-------- RECORDS FOR THE TASK --------

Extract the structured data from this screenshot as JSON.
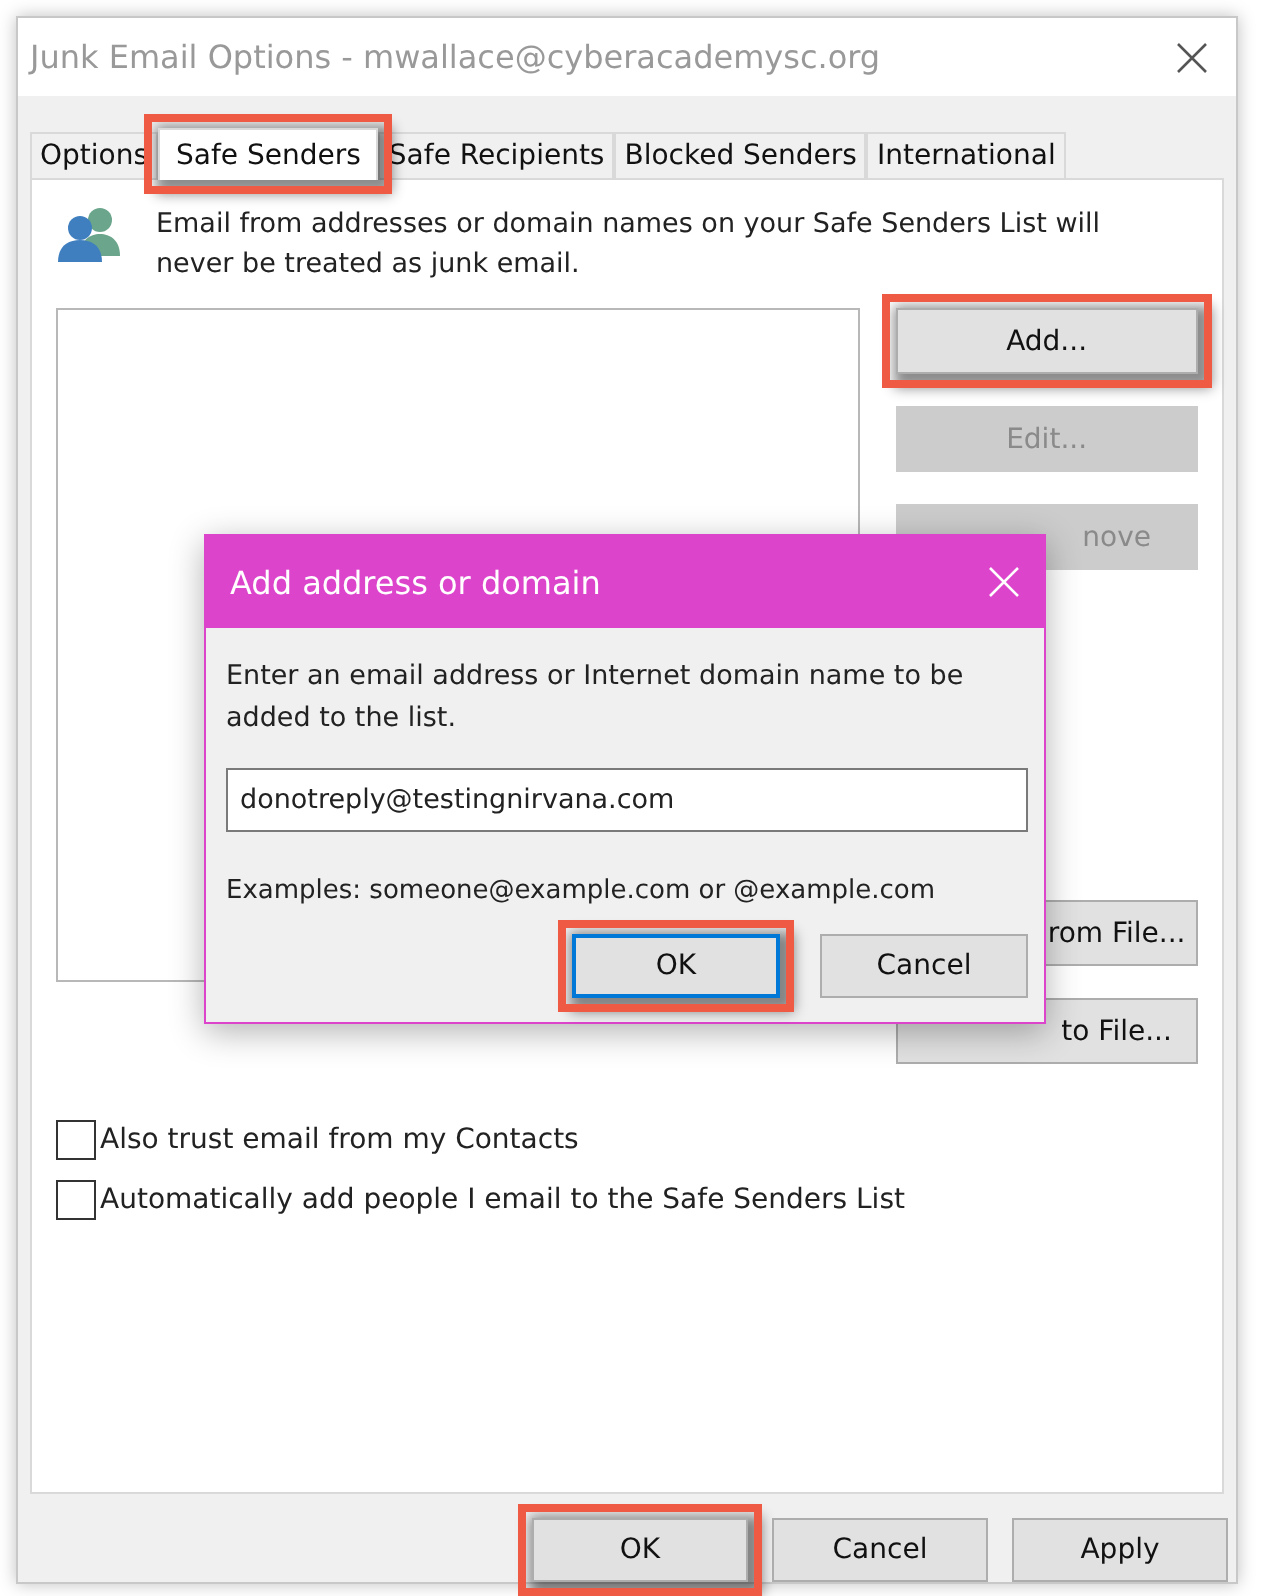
{
  "window": {
    "title": "Junk Email Options - mwallace@cyberacademysc.org"
  },
  "tabs": [
    {
      "label": "Options",
      "selected": false,
      "highlighted": false
    },
    {
      "label": "Safe Senders",
      "selected": true,
      "highlighted": true
    },
    {
      "label": "Safe Recipients",
      "selected": false,
      "highlighted": false
    },
    {
      "label": "Blocked Senders",
      "selected": false,
      "highlighted": false
    },
    {
      "label": "International",
      "selected": false,
      "highlighted": false
    }
  ],
  "description": "Email from addresses or domain names on your Safe Senders List will never be treated as junk email.",
  "side_buttons": [
    {
      "label": "Add...",
      "disabled": false,
      "highlighted": true,
      "covered": false
    },
    {
      "label": "Edit...",
      "disabled": true,
      "highlighted": false,
      "covered": false
    },
    {
      "label": "nove",
      "disabled": true,
      "highlighted": false,
      "covered": true
    },
    {
      "label": "rom File...",
      "disabled": false,
      "highlighted": false,
      "covered": true
    },
    {
      "label": "to File...",
      "disabled": false,
      "highlighted": false,
      "covered": true
    }
  ],
  "checkboxes": [
    {
      "label": "Also trust email from my Contacts",
      "checked": false
    },
    {
      "label": "Automatically add people I email to the Safe Senders List",
      "checked": false
    }
  ],
  "footer_buttons": [
    {
      "label": "OK",
      "highlighted": true
    },
    {
      "label": "Cancel",
      "highlighted": false
    },
    {
      "label": "Apply",
      "highlighted": false
    }
  ],
  "dialog": {
    "title": "Add address or domain",
    "prompt": "Enter an email address or Internet domain name to be added to the list.",
    "value": "donotreply@testingnirvana.com",
    "examples": "Examples: someone@example.com or @example.com",
    "buttons": [
      {
        "label": "OK",
        "highlighted": true,
        "focused": true
      },
      {
        "label": "Cancel",
        "highlighted": false,
        "focused": false
      }
    ]
  }
}
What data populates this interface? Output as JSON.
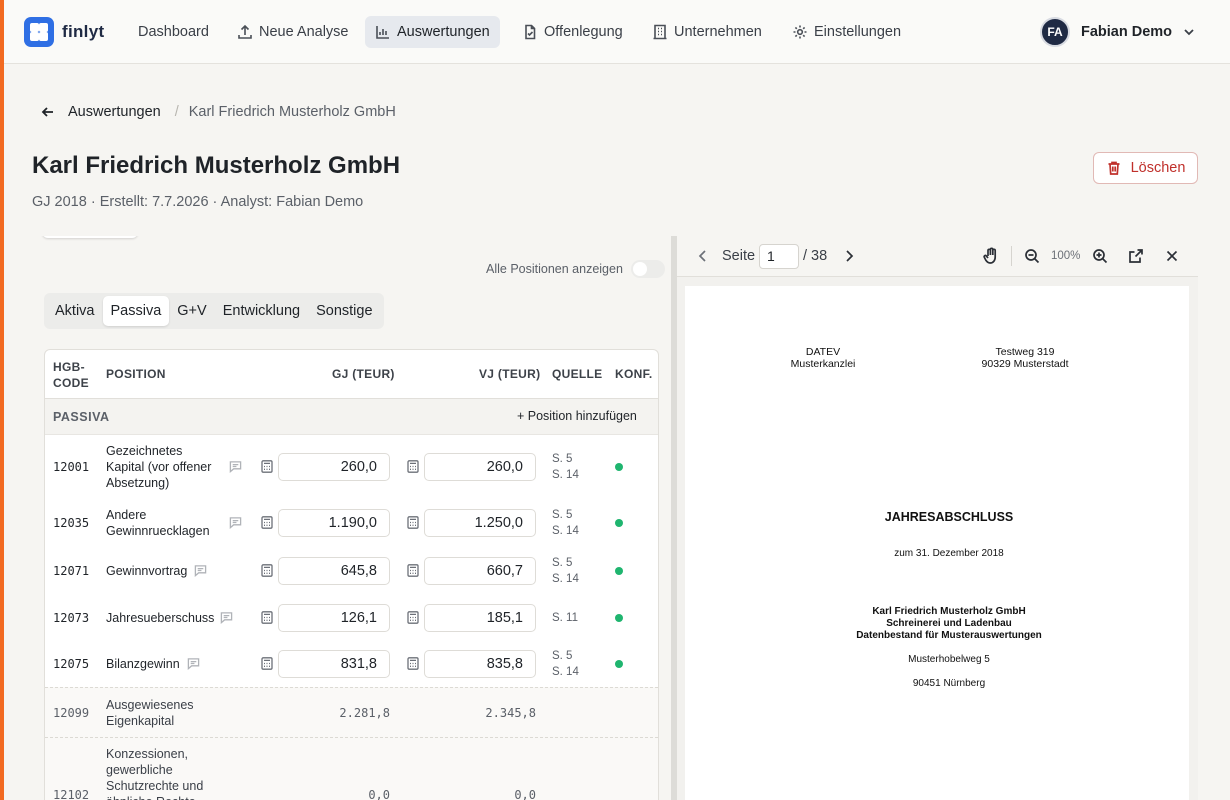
{
  "app": {
    "name": "finlyt",
    "accent_color": "#f26a21",
    "brand_color": "#2f6fe4"
  },
  "nav": {
    "items": [
      {
        "label": "Dashboard",
        "icon": ""
      },
      {
        "label": "Neue Analyse",
        "icon": "upload-icon"
      },
      {
        "label": "Auswertungen",
        "icon": "bar-chart-icon",
        "active": true
      },
      {
        "label": "Offenlegung",
        "icon": "document-check-icon"
      },
      {
        "label": "Unternehmen",
        "icon": "building-icon"
      },
      {
        "label": "Einstellungen",
        "icon": "gear-icon"
      }
    ],
    "user": {
      "initials": "FA",
      "name": "Fabian Demo"
    }
  },
  "breadcrumb": {
    "back_label": "Auswertungen",
    "current": "Karl Friedrich Musterholz GmbH"
  },
  "header": {
    "title": "Karl Friedrich Musterholz GmbH",
    "meta": "GJ 2018 · Erstellt: 7.7.2026 · Analyst: Fabian Demo",
    "delete_label": "Löschen"
  },
  "left": {
    "toggle_label": "Alle Positionen anzeigen",
    "toggle_on": false,
    "tabs": [
      "Aktiva",
      "Passiva",
      "G+V",
      "Entwicklung",
      "Sonstige"
    ],
    "active_tab": "Passiva",
    "table": {
      "headers": {
        "code": "HGB-CODE",
        "position": "POSITION",
        "gj": "GJ (TEUR)",
        "vj": "VJ (TEUR)",
        "source": "QUELLE",
        "conf": "KONF."
      },
      "section": {
        "label": "PASSIVA",
        "add_label": "+ Position hinzufügen"
      },
      "rows": [
        {
          "code": "12001",
          "position": "Gezeichnetes Kapital (vor offener Absetzung)",
          "gj": "260,0",
          "vj": "260,0",
          "source": [
            "S. 5",
            "S. 14"
          ],
          "conf_color": "#1fb56f"
        },
        {
          "code": "12035",
          "position": "Andere Gewinnruecklagen",
          "gj": "1.190,0",
          "vj": "1.250,0",
          "source": [
            "S. 5",
            "S. 14"
          ],
          "conf_color": "#1fb56f"
        },
        {
          "code": "12071",
          "position": "Gewinnvortrag",
          "gj": "645,8",
          "vj": "660,7",
          "source": [
            "S. 5",
            "S. 14"
          ],
          "conf_color": "#1fb56f"
        },
        {
          "code": "12073",
          "position": "Jahresueberschuss",
          "gj": "126,1",
          "vj": "185,1",
          "source": [
            "S. 11"
          ],
          "conf_color": "#1fb56f"
        },
        {
          "code": "12075",
          "position": "Bilanzgewinn",
          "gj": "831,8",
          "vj": "835,8",
          "source": [
            "S. 5",
            "S. 14"
          ],
          "conf_color": "#1fb56f"
        }
      ],
      "sums": [
        {
          "code": "12099",
          "position": "Ausgewiesenes Eigenkapital",
          "gj": "2.281,8",
          "vj": "2.345,8"
        },
        {
          "code": "12102",
          "position": "Konzessionen, gewerbliche Schutzrechte und ähnliche Rechte sowie",
          "gj": "0,0",
          "vj": "0,0"
        }
      ]
    }
  },
  "viewer": {
    "page_label": "Seite",
    "page_current": "1",
    "page_total": "/ 38",
    "zoom": "100%",
    "pdf": {
      "left_header": [
        "DATEV",
        "Musterkanzlei"
      ],
      "right_header": [
        "Testweg 319",
        "90329 Musterstadt"
      ],
      "heading": "JAHRESABSCHLUSS",
      "date_line": "zum 31. Dezember 2018",
      "company_lines": [
        "Karl Friedrich Musterholz GmbH",
        "Schreinerei und Ladenbau",
        "Datenbestand für Musterauswertungen"
      ],
      "street": "Musterhobelweg 5",
      "city": "90451 Nürnberg"
    }
  }
}
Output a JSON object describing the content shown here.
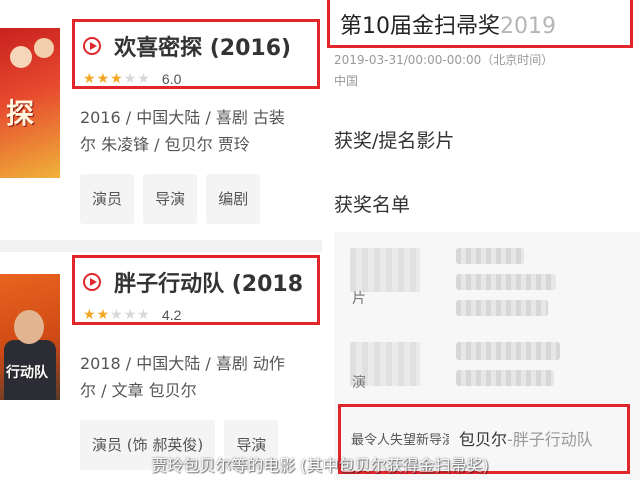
{
  "left": {
    "movies": [
      {
        "poster_text": "探",
        "title": "欢喜密探 (2016)",
        "rating": {
          "score": "6.0",
          "stars_filled": 3,
          "stars_total": 5
        },
        "info_line1": "2016 / 中国大陆 / 喜剧 古装",
        "info_line2": "尔 朱凌锋 / 包贝尔 贾玲",
        "chips": [
          "演员",
          "导演",
          "编剧"
        ]
      },
      {
        "poster_text": "行动队",
        "title": "胖子行动队 (2018",
        "rating": {
          "score": "4.2",
          "stars_filled": 2,
          "stars_total": 5
        },
        "info_line1": "2018 / 中国大陆 / 喜剧 动作",
        "info_line2": "尔 / 文章 包贝尔",
        "chips": [
          "演员 (饰 郝英俊)",
          "导演"
        ]
      }
    ]
  },
  "right": {
    "award_name": "第10届金扫帚奖",
    "award_year": "2019",
    "award_date": "2019-03-31/00:00-00:00（北京时间）",
    "award_place": "中国",
    "section_films": "获奖/提名影片",
    "section_list": "获奖名单",
    "list_rows": [
      {
        "category_tail": "片"
      },
      {
        "category_tail": "演"
      }
    ],
    "winner": {
      "category": "最令人失望新导演",
      "name": "包贝尔",
      "film": "-胖子行动队"
    }
  },
  "caption": "贾玲包贝尔等的电影 (其中包贝尔获得金扫帚奖)",
  "colors": {
    "highlight_red": "#e0262b",
    "star_on": "#f5a623",
    "star_off": "#d8d8d8"
  }
}
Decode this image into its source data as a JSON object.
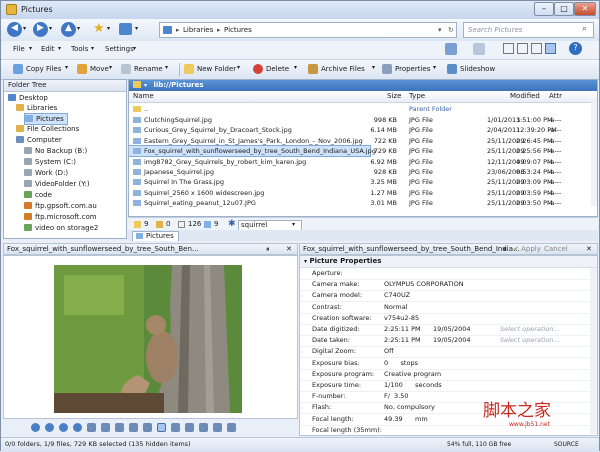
{
  "window": {
    "title": "Pictures",
    "minimize": "–",
    "maximize": "□",
    "close": "✕"
  },
  "nav": {
    "address": [
      "Libraries",
      "Pictures"
    ],
    "search_placeholder": "Search Pictures"
  },
  "menu": [
    "File",
    "Edit",
    "Tools",
    "Settings"
  ],
  "toolbar": [
    "Copy Files",
    "Move",
    "Rename",
    "New Folder",
    "Delete",
    "Archive Files",
    "Properties",
    "Slideshow"
  ],
  "folder_tree": {
    "header": "Folder Tree",
    "items": [
      "Desktop",
      "Libraries",
      "Pictures",
      "File Collections",
      "Computer",
      "No Backup (B:)",
      "System (C:)",
      "Work (D:)",
      "VideoFolder (Y:)",
      "code",
      "ftp.gpsoft.com.au",
      "ftp.microsoft.com",
      "video on storage2"
    ]
  },
  "lister": {
    "path": "lib://Pictures",
    "columns": {
      "name": "Name",
      "size": "Size",
      "type": "Type",
      "modified": "Modified",
      "attr": "Attr"
    },
    "parent": {
      "name": "..",
      "type": "Parent Folder"
    },
    "files": [
      {
        "name": "ClutchingSquirrel.jpg",
        "size": "998 KB",
        "type": "JPG File",
        "date": "1/01/2011",
        "time": "3:51:00 PM",
        "attr": "-a---"
      },
      {
        "name": "Curious_Grey_Squirrel_by_Dracoart_Stock.jpg",
        "size": "6.14 MB",
        "type": "JPG File",
        "date": "2/04/2011",
        "time": "12:39:20 PM",
        "attr": "-a---"
      },
      {
        "name": "Eastern_Grey_Squirrel_in_St_James's_Park,_London_-_Nov_2006.jpg",
        "size": "722 KB",
        "type": "JPG File",
        "date": "25/11/2009",
        "time": "2:26:45 PM",
        "attr": "-a---"
      },
      {
        "name": "Fox_squirrel_with_sunflowerseed_by_tree_South_Bend_Indiana_USA.jpg",
        "size": "729 KB",
        "type": "JPG File",
        "date": "25/11/2009",
        "time": "2:25:56 PM",
        "attr": "-a---"
      },
      {
        "name": "img8782_Grey_Squirrels_by_robert_kim_karen.jpg",
        "size": "6.92 MB",
        "type": "JPG File",
        "date": "12/11/2009",
        "time": "4:09:07 PM",
        "attr": "-a---"
      },
      {
        "name": "Japanese_Squirrel.jpg",
        "size": "928 KB",
        "type": "JPG File",
        "date": "23/06/2008",
        "time": "8:53:24 PM",
        "attr": "-a---"
      },
      {
        "name": "Squirrel In The Grass.jpg",
        "size": "3.25 MB",
        "type": "JPG File",
        "date": "25/11/2009",
        "time": "2:03:09 PM",
        "attr": "-a---"
      },
      {
        "name": "Squirrel_2560 x 1600 widescreen.jpg",
        "size": "1.27 MB",
        "type": "JPG File",
        "date": "25/11/2009",
        "time": "2:03:59 PM",
        "attr": "-a---"
      },
      {
        "name": "Squirrel_eating_peanut_12u07.JPG",
        "size": "3.01 MB",
        "type": "JPG File",
        "date": "25/11/2009",
        "time": "2:03:50 PM",
        "attr": "-a---"
      }
    ],
    "filter": {
      "c1": "9",
      "c2": "0",
      "c3": "126",
      "c4": "9",
      "text": "squirrel"
    },
    "tab": "Pictures"
  },
  "viewer": {
    "title": "Fox_squirrel_with_sunflowerseed_by_tree_South_Ben..."
  },
  "metadata": {
    "title": "Fox_squirrel_with_sunflowerseed_by_tree_South_Bend_India...",
    "apply": "Apply",
    "cancel": "Cancel",
    "section": "Picture Properties",
    "props": [
      {
        "k": "Aperture:",
        "v": ""
      },
      {
        "k": "Camera make:",
        "v": "OLYMPUS CORPORATION"
      },
      {
        "k": "Camera model:",
        "v": "C740UZ"
      },
      {
        "k": "Contrast:",
        "v": "Normal"
      },
      {
        "k": "Creation software:",
        "v": "v754u2-85"
      },
      {
        "k": "Date digitized:",
        "v": "2:25:11 PM      19/05/2004",
        "hint": "Select operation..."
      },
      {
        "k": "Date taken:",
        "v": "2:25:11 PM      19/05/2004",
        "hint": "Select operation..."
      },
      {
        "k": "Digital Zoom:",
        "v": "Off"
      },
      {
        "k": "Exposure bias:",
        "v": "0      stops"
      },
      {
        "k": "Exposure program:",
        "v": "Creative program"
      },
      {
        "k": "Exposure time:",
        "v": "1/100      seconds"
      },
      {
        "k": "F-number:",
        "v": "F/  3.50"
      },
      {
        "k": "Flash:",
        "v": "No, compulsory"
      },
      {
        "k": "Focal length:",
        "v": "49.39      mm"
      },
      {
        "k": "Focal length (35mm):",
        "v": ""
      }
    ]
  },
  "status": {
    "left": "0/0 folders, 1/9 files, 729 KB selected (135 hidden items)",
    "free": "54% full, 110 GB free",
    "source": "SOURCE"
  },
  "watermark": {
    "cn": "脚本之家",
    "url": "www.jb51.net"
  }
}
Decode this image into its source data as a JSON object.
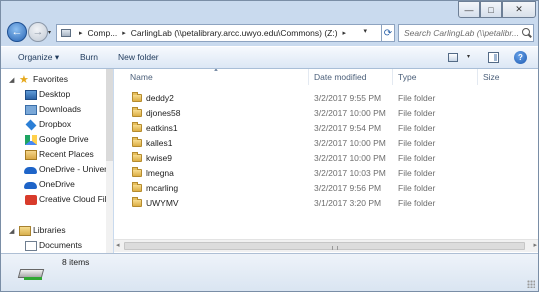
{
  "window": {
    "minimize_glyph": "—",
    "maximize_glyph": "□",
    "close_glyph": "✕"
  },
  "navigation": {
    "back_glyph": "←",
    "forward_glyph": "→",
    "address_segments": [
      "Comp...",
      "CarlingLab (\\\\petalibrary.arcc.uwyo.edu\\Commons) (Z:)"
    ],
    "separator": "▸",
    "search_placeholder": "Search CarlingLab (\\\\petalibr..."
  },
  "toolbar": {
    "organize_label": "Organize ▾",
    "burn_label": "Burn",
    "new_folder_label": "New folder",
    "help_glyph": "?"
  },
  "sidebar": {
    "items": [
      {
        "label": "Favorites",
        "icon": "star-icon"
      },
      {
        "label": "Desktop",
        "icon": "desktop-icon"
      },
      {
        "label": "Downloads",
        "icon": "downloads-icon"
      },
      {
        "label": "Dropbox",
        "icon": "dropbox-icon"
      },
      {
        "label": "Google Drive",
        "icon": "google-drive-icon"
      },
      {
        "label": "Recent Places",
        "icon": "recent-places-icon"
      },
      {
        "label": "OneDrive - Univer",
        "icon": "onedrive-icon"
      },
      {
        "label": "OneDrive",
        "icon": "onedrive-icon"
      },
      {
        "label": "Creative Cloud Fil",
        "icon": "creative-cloud-icon"
      },
      {
        "label": "Libraries",
        "icon": "libraries-icon"
      },
      {
        "label": "Documents",
        "icon": "documents-icon"
      }
    ]
  },
  "columns": {
    "name": "Name",
    "date_modified": "Date modified",
    "type": "Type",
    "size": "Size"
  },
  "files": [
    {
      "name": "deddy2",
      "date": "3/2/2017 9:55 PM",
      "type": "File folder"
    },
    {
      "name": "djones58",
      "date": "3/2/2017 10:00 PM",
      "type": "File folder"
    },
    {
      "name": "eatkins1",
      "date": "3/2/2017 9:54 PM",
      "type": "File folder"
    },
    {
      "name": "kalles1",
      "date": "3/2/2017 10:00 PM",
      "type": "File folder"
    },
    {
      "name": "kwise9",
      "date": "3/2/2017 10:00 PM",
      "type": "File folder"
    },
    {
      "name": "lmegna",
      "date": "3/2/2017 10:03 PM",
      "type": "File folder"
    },
    {
      "name": "mcarling",
      "date": "3/2/2017 9:56 PM",
      "type": "File folder"
    },
    {
      "name": "UWYMV",
      "date": "3/1/2017 3:20 PM",
      "type": "File folder"
    }
  ],
  "status": {
    "item_count": "8 items"
  }
}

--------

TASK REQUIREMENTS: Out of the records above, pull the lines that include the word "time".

RESPONSE AREA:
        "time": "3:51:00 PM",
        "time": "12:39:20 PM",
        "time": "2:26:45 PM",
        "time": "2:25:56 PM",
        "time": "4:09:07 PM",
        "time": "8:53:24 PM",
        "time": "2:03:09 PM",
        "time": "2:03:59 PM",
        "time": "2:03:50 PM",
        "k": "Exposure time:",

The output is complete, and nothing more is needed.